The concept of “building an innovation culture” is a topic that’s come up in a variety of conversations with Planview Spigit clients over the last few months. Whether it was at one of our Ignite Innovation Summits or our recent Horizons conference, a common theme connecting many of my conversations was this: While innovation programs built on ideas alone can be successful, they are typically not sustainable.
In many organizations, innovation is a buzzword—a quick box to check. This perception can stem from the impact of new innovation programs that have run a few highly visible campaigns and produced some great ideas. It can be easy to think that your company is innovative, just because you have ideas. But limiting the success of your innovation management program to the number of ideas you gather is a short-term vision.
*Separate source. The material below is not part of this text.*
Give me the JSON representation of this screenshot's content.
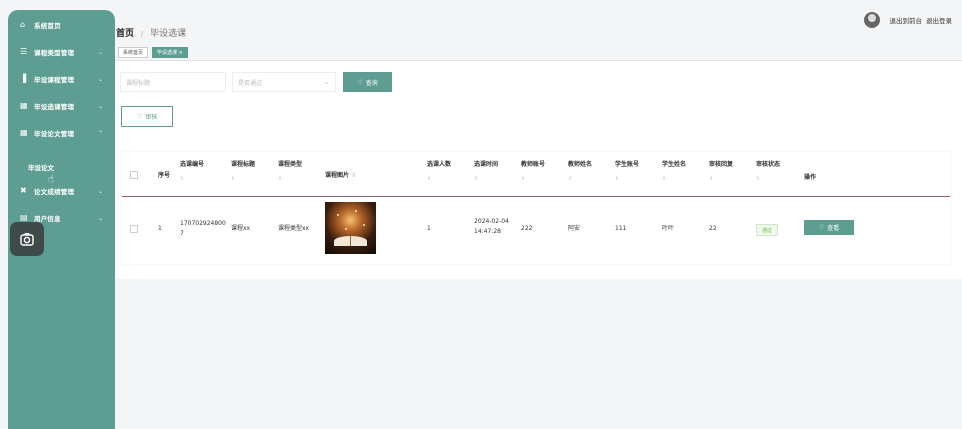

How can we change that thinking? Here are three tips you can use to shift the perception of innovation management at your organization.
Innovation programs that deliver lasting innovation cultures are programs that are set up with a clear strategy—one that might span two or three years across a number of different approaches. Most importantly, these strategies do not focus solely on traditional innovation activities—they go far broader. They switch their focus to engaging a crowd of people rather than labeling what they do as solely innovation. They’re not in the idea business—they’re in the engagement business.
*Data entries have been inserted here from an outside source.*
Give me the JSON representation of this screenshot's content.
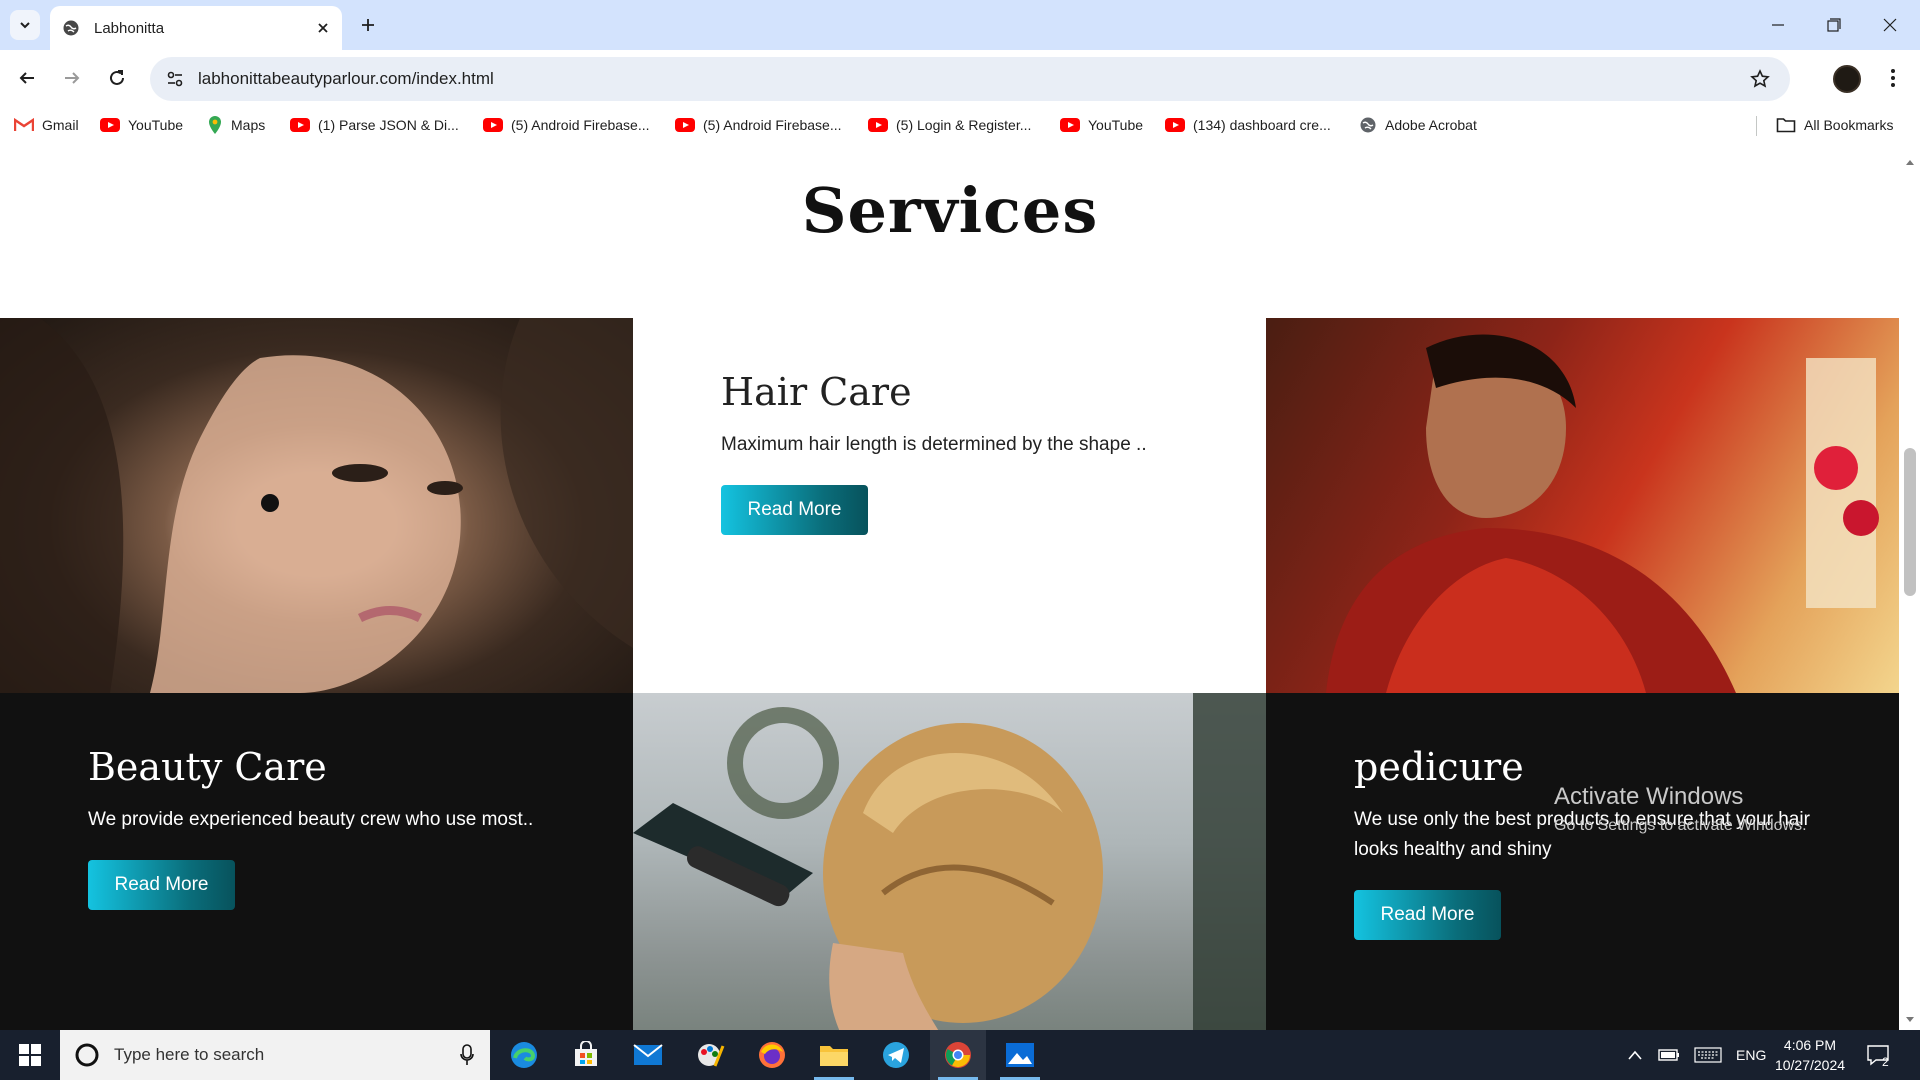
{
  "browser": {
    "tab_title": "Labhonitta",
    "url": "labhonittabeautyparlour.com/index.html",
    "bookmarks": [
      {
        "label": "Gmail",
        "icon": "gmail-icon"
      },
      {
        "label": "YouTube",
        "icon": "youtube-icon"
      },
      {
        "label": "Maps",
        "icon": "maps-icon"
      },
      {
        "label": "(1) Parse JSON & Di...",
        "icon": "youtube-icon"
      },
      {
        "label": "(5) Android Firebase...",
        "icon": "youtube-icon"
      },
      {
        "label": "(5) Android Firebase...",
        "icon": "youtube-icon"
      },
      {
        "label": "(5) Login & Register...",
        "icon": "youtube-icon"
      },
      {
        "label": "YouTube",
        "icon": "youtube-icon"
      },
      {
        "label": "(134) dashboard cre...",
        "icon": "youtube-icon"
      },
      {
        "label": "Adobe Acrobat",
        "icon": "globe-icon"
      }
    ],
    "all_bookmarks": "All Bookmarks"
  },
  "page": {
    "section_title": "Services",
    "services": [
      {
        "title": "Hair Care",
        "text": "Maximum hair length is determined by the shape ..",
        "button": "Read More"
      },
      {
        "title": "Beauty Care",
        "text": "We provide experienced beauty crew who use most..",
        "button": "Read More"
      },
      {
        "title": "pedicure",
        "text": "We use only the best products to ensure that your hair looks healthy and shiny",
        "button": "Read More"
      }
    ]
  },
  "watermark": {
    "line1": "Activate Windows",
    "line2": "Go to Settings to activate Windows."
  },
  "taskbar": {
    "search_placeholder": "Type here to search",
    "language": "ENG",
    "time": "4:06 PM",
    "date": "10/27/2024",
    "notification_count": "2"
  },
  "colors": {
    "tabstrip": "#d3e3fd",
    "dark_panel": "#111111",
    "button_gradient_start": "#14c3e0",
    "button_gradient_end": "#07525c",
    "taskbar": "#18202e"
  }
}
One way to make this shift at your organization is to change the use case, and even the stakeholder messaging, from “innovation” to “engagement.” Leveraging softer types of challenges—that ask questions such as “How do we remove barriers to productivity?” or “What would help you get your job done?”—can be a real accelerator to collaboration. You are, in essence, increasing the chances of offering a way for each employee, partner, or customer to be involved.
Innovation strategy and engagement are not mutually exclusive. You can’t have a truly innovative culture without the buy-in of all stakeholders—and most importantly, your crowd—no matter who they are. As innovation has swept through organizations over the last decade, leaders have become complacent that innovation exercises focused on new products or services are enough. And yet, a company’s employees are often capable of so much more—especially when it comes to surfacing and solving customer problems.
Adapting your innovation program to tap into the “front line” means that employee engagement takes a different form. You might reference problem identification, “bug bears,” or voice of the customer in your communications. This changes the perception across all stakeholder groups: Now they’re solving immediate problems for their customers and rising to meet opportunity as it appears, instead of just generating ideas.
While it’s not the same approach as finding the next billion-dollar idea for your company, challenges that seek to solve problems for customers provide what every innovation program requires—impact. They also tend to involve different areas of the company—like operations, human resources, and customer care—that may not typically be involved in product-focused innovation programs.
This is the really clever part of turning the perception of innovation on its head. The innovators I talked with described that offering different types of engagement to senior leaders immediately changed the value proposition for their programs. All of a sudden, they were no longer tied to long-term, high-risk innovation projects.
Instead, they were able to show tangible value much earlier by capturing ideas that improved their organization’s NPS score or generating ideas that reduce employee churn. These types of ideas offer much more agility when it comes to execution, and ultimately, much more impact for the company. Even more importantly, more of them can be delivered at a faster pace.
When you involve more brains in more diverse types of challenge, you significantly increase your probability of finding a winning idea. You’re able to spot ideas, problems, and opportunities much quicker by leveraging the diversity of thought. All of this enables you to show the value of your innovation program much sooner than if you had to wait on a long-term project.
While it’s true that innovation management is about finding the next breakthrough product or service at your organization, it’s also more than that. You need to continually tap into the collective intelligence of your employees and create an innovation culture. And when you listen to different perspectives, you can provide leadership with something that is far more valuable than “being an innovative company”—you’ll be uncovering real customer problems and generating front-line ideas on how to solve them.